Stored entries
== == ==
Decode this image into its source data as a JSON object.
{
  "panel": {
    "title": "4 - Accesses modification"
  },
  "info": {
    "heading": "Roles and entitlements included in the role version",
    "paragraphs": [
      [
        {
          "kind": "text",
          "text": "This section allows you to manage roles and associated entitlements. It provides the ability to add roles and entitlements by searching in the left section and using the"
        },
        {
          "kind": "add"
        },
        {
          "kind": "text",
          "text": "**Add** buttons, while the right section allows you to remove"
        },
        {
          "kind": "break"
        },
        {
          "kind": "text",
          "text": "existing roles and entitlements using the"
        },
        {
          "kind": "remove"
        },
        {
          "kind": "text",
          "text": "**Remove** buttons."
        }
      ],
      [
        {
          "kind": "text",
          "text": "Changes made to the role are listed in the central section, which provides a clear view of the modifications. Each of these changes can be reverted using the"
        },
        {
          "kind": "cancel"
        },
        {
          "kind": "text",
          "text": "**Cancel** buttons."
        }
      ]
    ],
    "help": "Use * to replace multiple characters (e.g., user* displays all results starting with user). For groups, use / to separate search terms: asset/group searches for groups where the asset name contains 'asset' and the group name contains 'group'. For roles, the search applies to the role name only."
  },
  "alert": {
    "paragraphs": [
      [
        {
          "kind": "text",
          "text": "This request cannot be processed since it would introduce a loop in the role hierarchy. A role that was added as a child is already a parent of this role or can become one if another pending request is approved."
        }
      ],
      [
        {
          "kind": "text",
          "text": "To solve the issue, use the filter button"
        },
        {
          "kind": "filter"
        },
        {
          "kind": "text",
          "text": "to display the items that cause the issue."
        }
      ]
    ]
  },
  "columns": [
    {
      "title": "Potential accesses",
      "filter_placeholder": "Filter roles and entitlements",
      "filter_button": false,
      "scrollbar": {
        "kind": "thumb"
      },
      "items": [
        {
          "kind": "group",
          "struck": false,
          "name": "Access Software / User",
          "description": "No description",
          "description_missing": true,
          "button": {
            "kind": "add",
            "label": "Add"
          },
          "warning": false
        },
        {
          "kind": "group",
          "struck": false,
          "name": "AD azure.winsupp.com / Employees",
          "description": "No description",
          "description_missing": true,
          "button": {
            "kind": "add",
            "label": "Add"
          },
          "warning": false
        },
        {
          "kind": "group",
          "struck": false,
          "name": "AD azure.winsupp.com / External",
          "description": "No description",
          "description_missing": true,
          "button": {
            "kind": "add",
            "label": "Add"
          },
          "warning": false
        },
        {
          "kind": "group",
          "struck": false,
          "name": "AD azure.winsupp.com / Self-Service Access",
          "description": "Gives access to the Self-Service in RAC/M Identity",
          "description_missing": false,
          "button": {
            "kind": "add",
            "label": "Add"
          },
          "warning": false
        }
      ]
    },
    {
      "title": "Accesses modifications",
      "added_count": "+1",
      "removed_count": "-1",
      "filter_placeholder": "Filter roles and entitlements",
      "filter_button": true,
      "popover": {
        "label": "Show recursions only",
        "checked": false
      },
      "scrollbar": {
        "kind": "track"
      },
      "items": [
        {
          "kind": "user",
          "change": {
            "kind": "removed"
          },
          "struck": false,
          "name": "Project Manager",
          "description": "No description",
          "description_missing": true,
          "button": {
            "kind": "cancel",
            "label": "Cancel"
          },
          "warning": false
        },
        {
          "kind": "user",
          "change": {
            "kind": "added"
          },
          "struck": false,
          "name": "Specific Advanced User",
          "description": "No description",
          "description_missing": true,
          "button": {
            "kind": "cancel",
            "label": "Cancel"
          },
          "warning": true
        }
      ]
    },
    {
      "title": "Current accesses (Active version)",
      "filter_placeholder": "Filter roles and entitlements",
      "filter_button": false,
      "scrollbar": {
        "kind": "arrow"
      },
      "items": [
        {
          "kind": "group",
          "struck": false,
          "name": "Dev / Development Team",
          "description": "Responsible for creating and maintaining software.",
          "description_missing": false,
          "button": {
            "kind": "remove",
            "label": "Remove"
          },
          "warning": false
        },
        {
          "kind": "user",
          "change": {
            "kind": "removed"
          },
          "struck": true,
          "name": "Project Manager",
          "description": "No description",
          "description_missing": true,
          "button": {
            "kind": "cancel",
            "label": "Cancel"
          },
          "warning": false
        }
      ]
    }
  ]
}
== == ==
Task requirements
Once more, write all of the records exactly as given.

Finished task
Decode this image into its source data as a JSON object.
{
  "panel": {
    "title": "4 - Accesses modification"
  },
  "info": {
    "heading": "Roles and entitlements included in the role version",
    "paragraphs": [
      [
        {
          "kind": "text",
          "text": "This section allows you to manage roles and associated entitlements. It provides the ability to add roles and entitlements by searching in the left section and using the"
        },
        {
          "kind": "add"
        },
        {
          "kind": "text",
          "text": "**Add** buttons, while the right section allows you to remove"
        },
        {
          "kind": "break"
        },
        {
          "kind": "text",
          "text": "existing roles and entitlements using the"
        },
        {
          "kind": "remove"
        },
        {
          "kind": "text",
          "text": "**Remove** buttons."
        }
      ],
      [
        {
          "kind": "text",
          "text": "Changes made to the role are listed in the central section, which provides a clear view of the modifications. Each of these changes can be reverted using the"
        },
        {
          "kind": "cancel"
        },
        {
          "kind": "text",
          "text": "**Cancel** buttons."
        }
      ]
    ],
    "help": "Use * to replace multiple characters (e.g., user* displays all results starting with user). For groups, use / to separate search terms: asset/group searches for groups where the asset name contains 'asset' and the group name contains 'group'. For roles, the search applies to the role name only."
  },
  "alert": {
    "paragraphs": [
      [
        {
          "kind": "text",
          "text": "This request cannot be processed since it would introduce a loop in the role hierarchy. A role that was added as a child is already a parent of this role or can become one if another pending request is approved."
        }
      ],
      [
        {
          "kind": "text",
          "text": "To solve the issue, use the filter button"
        },
        {
          "kind": "filter"
        },
        {
          "kind": "text",
          "text": "to display the items that cause the issue."
        }
      ]
    ]
  },
  "columns": [
    {
      "title": "Potential accesses",
      "filter_placeholder": "Filter roles and entitlements",
      "filter_button": false,
      "scrollbar": {
        "kind": "thumb"
      },
      "items": [
        {
          "kind": "group",
          "struck": false,
          "name": "Access Software / User",
          "description": "No description",
          "description_missing": true,
          "button": {
            "kind": "add",
            "label": "Add"
          },
          "warning": false
        },
        {
          "kind": "group",
          "struck": false,
          "name": "AD azure.winsupp.com / Employees",
          "description": "No description",
          "description_missing": true,
          "button": {
            "kind": "add",
            "label": "Add"
          },
          "warning": false
        },
        {
          "kind": "group",
          "struck": false,
          "name": "AD azure.winsupp.com / External",
          "description": "No description",
          "description_missing": true,
          "button": {
            "kind": "add",
            "label": "Add"
          },
          "warning": false
        },
        {
          "kind": "group",
          "struck": false,
          "name": "AD azure.winsupp.com / Self-Service Access",
          "description": "Gives access to the Self-Service in RAC/M Identity",
          "description_missing": false,
          "button": {
            "kind": "add",
            "label": "Add"
          },
          "warning": false
        }
      ]
    },
    {
      "title": "Accesses modifications",
      "added_count": "+1",
      "removed_count": "-1",
      "filter_placeholder": "Filter roles and entitlements",
      "filter_button": true,
      "popover": {
        "label": "Show recursions only",
        "checked": false
      },
      "scrollbar": {
        "kind": "track"
      },
      "items": [
        {
          "kind": "user",
          "change": {
            "kind": "removed"
          },
          "struck": false,
          "name": "Project Manager",
          "description": "No description",
          "description_missing": true,
          "button": {
            "kind": "cancel",
            "label": "Cancel"
          },
          "warning": false
        },
        {
          "kind": "user",
          "change": {
            "kind": "added"
          },
          "struck": false,
          "name": "Specific Advanced User",
          "description": "No description",
          "description_missing": true,
          "button": {
            "kind": "cancel",
            "label": "Cancel"
          },
          "warning": true
        }
      ]
    },
    {
      "title": "Current accesses (Active version)",
      "filter_placeholder": "Filter roles and entitlements",
      "filter_button": false,
      "scrollbar": {
        "kind": "arrow"
      },
      "items": [
        {
          "kind": "group",
          "struck": false,
          "name": "Dev / Development Team",
          "description": "Responsible for creating and maintaining software.",
          "description_missing": false,
          "button": {
            "kind": "remove",
            "label": "Remove"
          },
          "warning": false
        },
        {
          "kind": "user",
          "change": {
            "kind": "removed"
          },
          "struck": true,
          "name": "Project Manager",
          "description": "No description",
          "description_missing": true,
          "button": {
            "kind": "cancel",
            "label": "Cancel"
          },
          "warning": false
        }
      ]
    }
  ]
}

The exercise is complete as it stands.